In October, I had the good fortune of attending the Seed & Spark Summit in Ho Chi Minh City, Vietnam. It was a gathering of school leaders, makers, and innovators who are on the cutting edge of educational reform in the twenty-first century. I was there to learn.
Stephanie Pace Marshall, Founder and Executive Director of Illinois Mathematics and Science Academy, challenged the group to explore the question, “What would we call ourselves if we didn’t call ourselves schools?” Since the summit, I have found myself pondering this question.
The alumni depiction of their Idyllwild Arts experience is so much more than is conjured up when one thinks of a school. Clay Alexander ’94, who invented the world’s first LED track light bulb, says that he was always an inventor and that studying Theatre at Idyllwild Arts taught him the value of collaboration, which is the underpinning of his success today (which frankly is quite considerable). Elora Hardy ’99 studied Visual Arts at the Academy and is described as “having it all as a designer for Donna Karan.” She is now the founder of IBUKU, a sustainable construction company in Bali, and was named one of Architectural Digest’s top ten innovators in 2013. As you read this, countless other Idyllwild Arts Academy alumni are excelling in careers within and outside of the arts.
At Idyllwild Arts, we believe that art is an essential solution to global challenges. While our mission to change lives through the transformative power of art hasn’t altered for over seventy years, we always seek to remain relevant to the students we serve and the challenges that await them.
Dr. Stephanie Pace Marshall was right. The word “school’ cannot solely define who we are and why we matter in the world.
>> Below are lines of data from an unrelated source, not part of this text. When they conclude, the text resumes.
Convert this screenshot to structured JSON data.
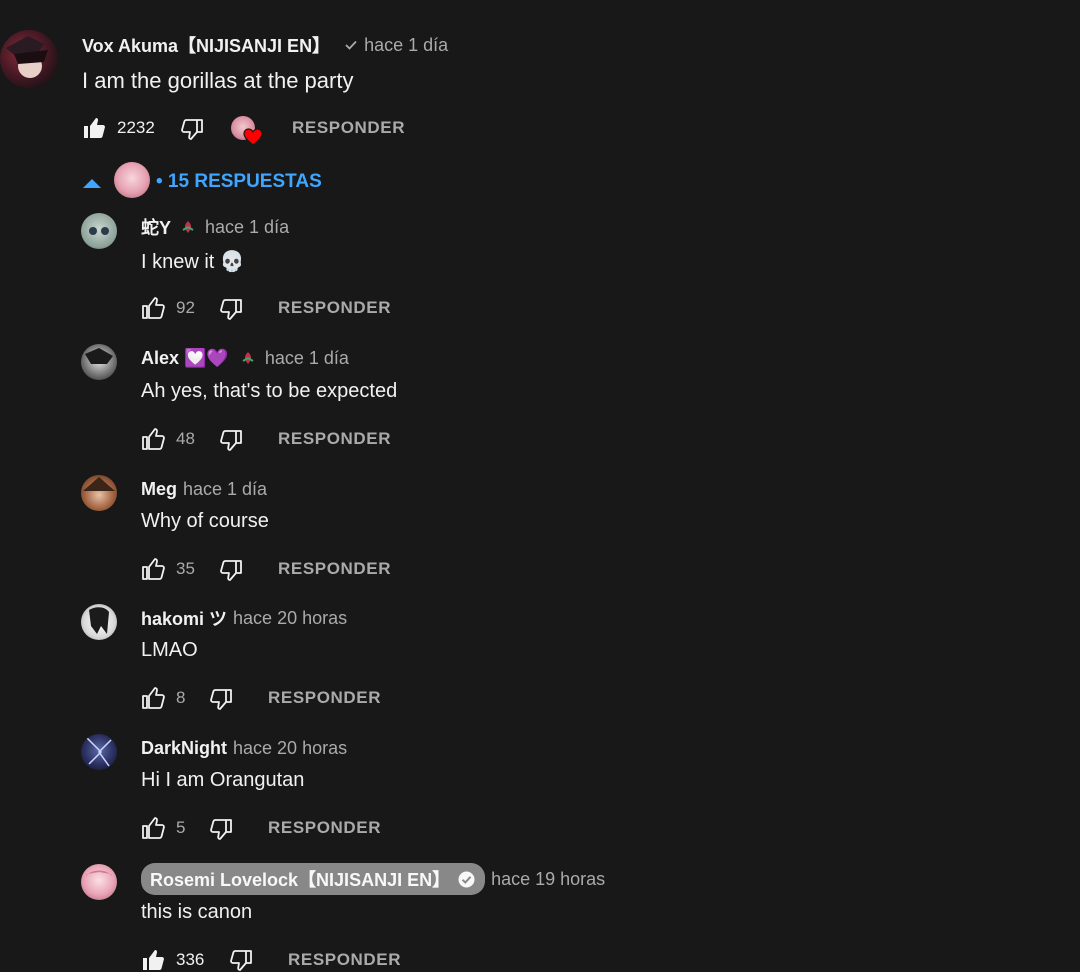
{
  "top_comment": {
    "author": "Vox Akuma【NIJISANJI EN】",
    "time": "hace 1 día",
    "text": "I am the gorillas at the party",
    "likes": "2232",
    "reply_label": "RESPONDER"
  },
  "replies_toggle": {
    "label": "• 15 RESPUESTAS"
  },
  "replies": [
    {
      "author": "蛇Y",
      "time": "hace 1 día",
      "text": "I knew it 💀",
      "likes": "92",
      "reply_label": "RESPONDER"
    },
    {
      "author": "Alex 💟💜",
      "time": "hace 1 día",
      "text": "Ah yes, that's to be expected",
      "likes": "48",
      "reply_label": "RESPONDER"
    },
    {
      "author": "Meg",
      "time": "hace 1 día",
      "text": "Why of course",
      "likes": "35",
      "reply_label": "RESPONDER"
    },
    {
      "author": "hakomi ツ",
      "time": "hace 20 horas",
      "text": "LMAO",
      "likes": "8",
      "reply_label": "RESPONDER"
    },
    {
      "author": "DarkNight",
      "time": "hace 20 horas",
      "text": "Hi I am Orangutan",
      "likes": "5",
      "reply_label": "RESPONDER"
    },
    {
      "author": "Rosemi Lovelock【NIJISANJI EN】",
      "time": "hace 19 horas",
      "text": "this is canon",
      "likes": "336",
      "reply_label": "RESPONDER"
    }
  ],
  "colors": {
    "background": "#181818",
    "link_blue": "#3ea6ff",
    "heart_red": "#ff0000",
    "secondary_text": "#aaaaaa"
  }
}
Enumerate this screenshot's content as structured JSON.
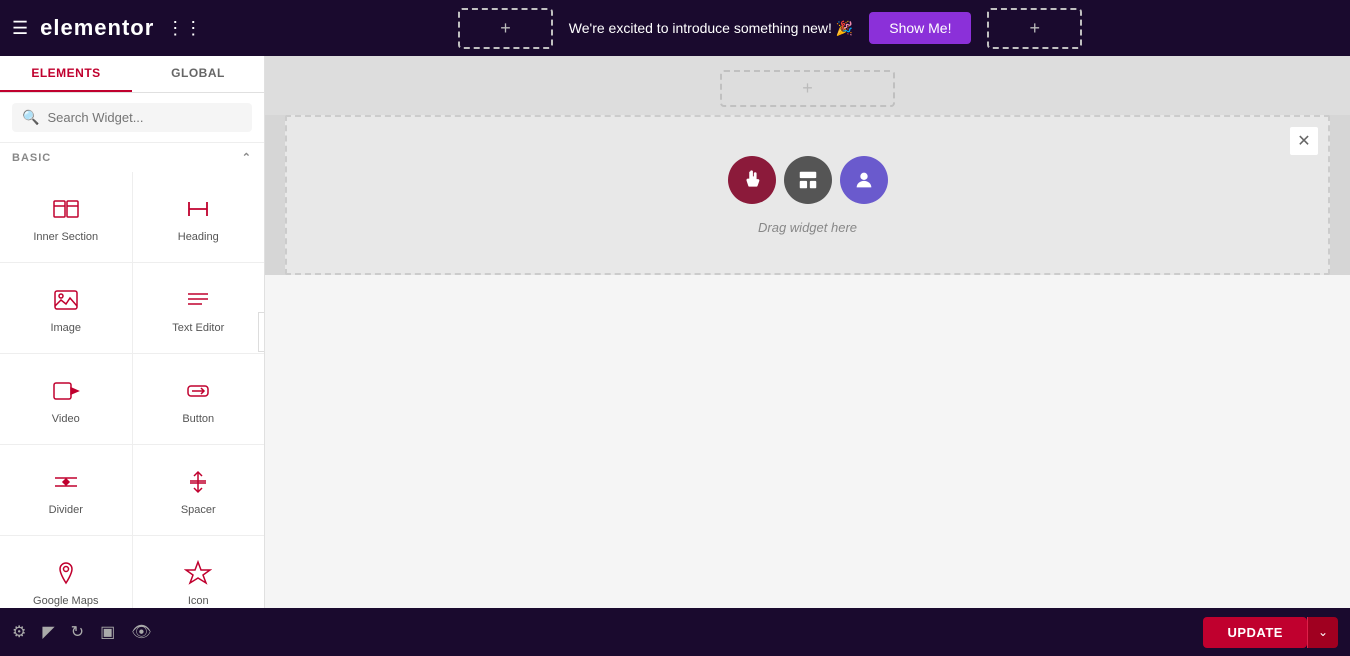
{
  "topbar": {
    "logo": "elementor",
    "announcement": "We're excited to introduce something new! 🎉",
    "show_me_label": "Show Me!"
  },
  "sidebar": {
    "tab_elements": "ELEMENTS",
    "tab_global": "GLOBAL",
    "search_placeholder": "Search Widget...",
    "section_label": "BASIC",
    "widgets": [
      {
        "id": "inner-section",
        "label": "Inner Section",
        "icon": "inner-section-icon"
      },
      {
        "id": "heading",
        "label": "Heading",
        "icon": "heading-icon"
      },
      {
        "id": "image",
        "label": "Image",
        "icon": "image-icon"
      },
      {
        "id": "text-editor",
        "label": "Text Editor",
        "icon": "text-editor-icon"
      },
      {
        "id": "video",
        "label": "Video",
        "icon": "video-icon"
      },
      {
        "id": "button",
        "label": "Button",
        "icon": "button-icon"
      },
      {
        "id": "divider",
        "label": "Divider",
        "icon": "divider-icon"
      },
      {
        "id": "spacer",
        "label": "Spacer",
        "icon": "spacer-icon"
      },
      {
        "id": "google-maps",
        "label": "Google Maps",
        "icon": "google-maps-icon"
      },
      {
        "id": "icon",
        "label": "Icon",
        "icon": "icon-icon"
      }
    ]
  },
  "canvas": {
    "drag_hint": "Drag widget here",
    "close_label": "×"
  },
  "bottombar": {
    "update_label": "UPDATE"
  }
}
Idyllwild Arts will continue to be a laboratory for our citizen-artists to create, discover, and explore themselves, their world, and their place in it. Some people call that school, some people call it camp, and some people even call it home.